In simple terms, the executor is the person chosen by the will maker in his or her will to attend to the administration of the estate of the will maker, after the will maker has passed away. That is, the executor has the job of making sure what the deceased said in his or her will actually happens.

The person who passed away is considered ‘intestate’.  The way intestacy is approached differs from state to state, but broadly speaking, an eligible ‘administrator’ may be appointed to administer the estate.  Each state has its own statutory scheme for distributing the estate amongst beneficiaries in the case of intestacy.

This can be a complex area of law and it is important to get some legal advice before taking any significant steps.

The job of the executor starts with making arrangements for the funeral of the deceased.

Broadly speaking, the role involves locating the valid will, notifying organisations such as banks and other financial institutions of the passing of the deceased person, determining the assets and liabilities of the deceased person, applying to the Supreme Court for a grant of representation (if necessary), paying the liabilities of the estate, addressing the taxation obligations, and dividing up the residue of the estate amongst the beneficiaries (or trustee).

There are a number of factors that determine the complexity of the executor’s duties.  Those factors include the type and value of assets the deceased person, the terms of the will, and the age of the beneficiaries when the will maker passed away.  It can be a simple job or an involved role.

A grant of probate is a legal document that authorises the executor to administer the estate of the deceased person in accordance with the terms of the will.  If there was no will, the potential administrator would apply for ‘Letters of Administration’ which would authorise them to act in relation to the intestate estate in the same way the Grant of Probate would.  For example, if real property has to be transferred into the name of a beneficiary or shares need to be sold and the proceeds divided up amongst the beneficiaries.

We bill on a ‘time spent’ basis to assist you with the administration of the estate.  Generally speaking, the complexity of the estate determines the cost of administering the estate.  There are also disbursements like the Court filing fee.

It is important to note that the legal costs incurred in the administration of an estate are payable by the estate.

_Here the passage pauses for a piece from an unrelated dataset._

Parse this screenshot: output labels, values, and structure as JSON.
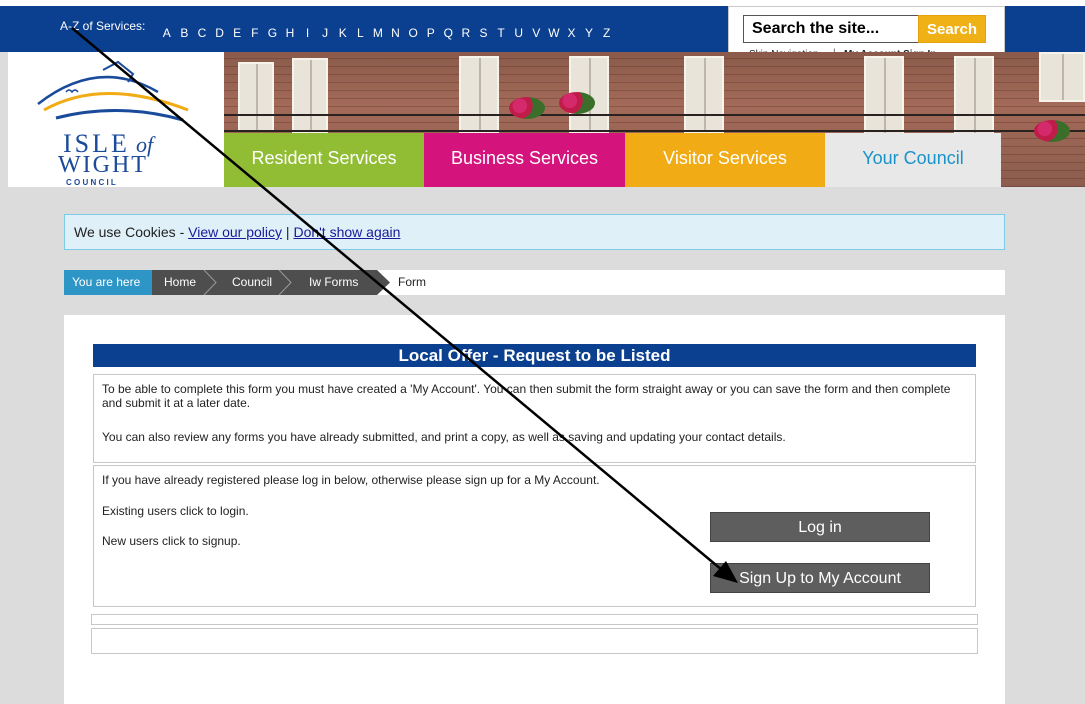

To obtain an estimate, select the ‘Request a quote’ button on the Wills and Estates service page and submit your completed form.  Alternatively, if you would like to speak with a team member, we are happy to answer your questions and provide you with an estimate.